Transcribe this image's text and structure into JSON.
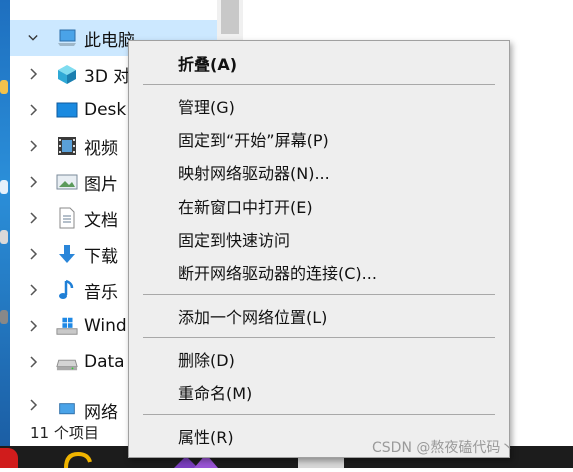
{
  "nav": {
    "items": [
      {
        "label": "此电脑",
        "icon": "computer-icon"
      },
      {
        "label": "3D 对",
        "icon": "3d-objects-icon"
      },
      {
        "label": "Desk",
        "icon": "desktop-icon"
      },
      {
        "label": "视频",
        "icon": "video-icon"
      },
      {
        "label": "图片",
        "icon": "pictures-icon"
      },
      {
        "label": "文档",
        "icon": "documents-icon"
      },
      {
        "label": "下载",
        "icon": "downloads-icon"
      },
      {
        "label": "音乐",
        "icon": "music-icon"
      },
      {
        "label": "Wind",
        "icon": "windows-drive-icon"
      },
      {
        "label": "Data",
        "icon": "data-drive-icon"
      },
      {
        "label": "网络",
        "icon": "network-icon"
      }
    ]
  },
  "status": {
    "item_count": "11 个项目"
  },
  "menu": {
    "items": [
      {
        "label": "折叠(A)"
      },
      {
        "label": "管理(G)"
      },
      {
        "label": "固定到“开始”屏幕(P)"
      },
      {
        "label": "映射网络驱动器(N)..."
      },
      {
        "label": "在新窗口中打开(E)"
      },
      {
        "label": "固定到快速访问"
      },
      {
        "label": "断开网络驱动器的连接(C)..."
      },
      {
        "label": "添加一个网络位置(L)"
      },
      {
        "label": "删除(D)"
      },
      {
        "label": "重命名(M)"
      },
      {
        "label": "属性(R)"
      }
    ]
  },
  "watermark": "CSDN @熬夜磕代码丶",
  "colors": {
    "selection": "#cce8ff",
    "menu_bg": "#eeeeee",
    "taskbar": "#1c1c1c"
  }
}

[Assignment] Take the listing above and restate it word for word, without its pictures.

[Answer for the task]
Transcribe this image's text and structure into JSON.
{
  "nav": {
    "items": [
      {
        "label": "此电脑",
        "icon": "computer-icon"
      },
      {
        "label": "3D 对",
        "icon": "3d-objects-icon"
      },
      {
        "label": "Desk",
        "icon": "desktop-icon"
      },
      {
        "label": "视频",
        "icon": "video-icon"
      },
      {
        "label": "图片",
        "icon": "pictures-icon"
      },
      {
        "label": "文档",
        "icon": "documents-icon"
      },
      {
        "label": "下载",
        "icon": "downloads-icon"
      },
      {
        "label": "音乐",
        "icon": "music-icon"
      },
      {
        "label": "Wind",
        "icon": "windows-drive-icon"
      },
      {
        "label": "Data",
        "icon": "data-drive-icon"
      },
      {
        "label": "网络",
        "icon": "network-icon"
      }
    ]
  },
  "status": {
    "item_count": "11 个项目"
  },
  "menu": {
    "items": [
      {
        "label": "折叠(A)"
      },
      {
        "label": "管理(G)"
      },
      {
        "label": "固定到“开始”屏幕(P)"
      },
      {
        "label": "映射网络驱动器(N)..."
      },
      {
        "label": "在新窗口中打开(E)"
      },
      {
        "label": "固定到快速访问"
      },
      {
        "label": "断开网络驱动器的连接(C)..."
      },
      {
        "label": "添加一个网络位置(L)"
      },
      {
        "label": "删除(D)"
      },
      {
        "label": "重命名(M)"
      },
      {
        "label": "属性(R)"
      }
    ]
  },
  "watermark": "CSDN @熬夜磕代码丶",
  "colors": {
    "selection": "#cce8ff",
    "menu_bg": "#eeeeee",
    "taskbar": "#1c1c1c"
  }
}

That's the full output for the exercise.